__DIRECTIONS__
Reproduce the entries below character for character.

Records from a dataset
——————

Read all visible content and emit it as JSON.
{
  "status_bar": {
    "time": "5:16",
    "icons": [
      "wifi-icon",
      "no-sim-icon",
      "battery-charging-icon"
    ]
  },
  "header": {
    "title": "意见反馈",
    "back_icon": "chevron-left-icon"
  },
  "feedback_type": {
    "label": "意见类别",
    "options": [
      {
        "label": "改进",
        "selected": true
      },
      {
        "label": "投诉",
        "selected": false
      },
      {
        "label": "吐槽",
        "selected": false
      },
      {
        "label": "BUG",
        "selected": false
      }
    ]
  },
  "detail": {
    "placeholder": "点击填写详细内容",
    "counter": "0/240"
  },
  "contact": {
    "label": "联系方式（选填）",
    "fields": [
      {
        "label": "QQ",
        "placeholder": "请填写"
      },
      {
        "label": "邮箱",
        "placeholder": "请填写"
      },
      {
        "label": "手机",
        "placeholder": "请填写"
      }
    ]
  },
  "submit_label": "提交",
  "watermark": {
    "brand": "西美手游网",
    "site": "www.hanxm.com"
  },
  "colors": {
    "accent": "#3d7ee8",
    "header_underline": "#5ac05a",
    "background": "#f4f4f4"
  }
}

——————

__WRITTEN ANSWER__
Read all visible content and emit it as JSON.
{
  "status_bar": {
    "time": "5:16",
    "icons": [
      "wifi-icon",
      "no-sim-icon",
      "battery-charging-icon"
    ]
  },
  "header": {
    "title": "意见反馈",
    "back_icon": "chevron-left-icon"
  },
  "feedback_type": {
    "label": "意见类别",
    "options": [
      {
        "label": "改进",
        "selected": true
      },
      {
        "label": "投诉",
        "selected": false
      },
      {
        "label": "吐槽",
        "selected": false
      },
      {
        "label": "BUG",
        "selected": false
      }
    ]
  },
  "detail": {
    "placeholder": "点击填写详细内容",
    "counter": "0/240"
  },
  "contact": {
    "label": "联系方式（选填）",
    "fields": [
      {
        "label": "QQ",
        "placeholder": "请填写"
      },
      {
        "label": "邮箱",
        "placeholder": "请填写"
      },
      {
        "label": "手机",
        "placeholder": "请填写"
      }
    ]
  },
  "submit_label": "提交",
  "watermark": {
    "brand": "西美手游网",
    "site": "www.hanxm.com"
  },
  "colors": {
    "accent": "#3d7ee8",
    "header_underline": "#5ac05a",
    "background": "#f4f4f4"
  }
}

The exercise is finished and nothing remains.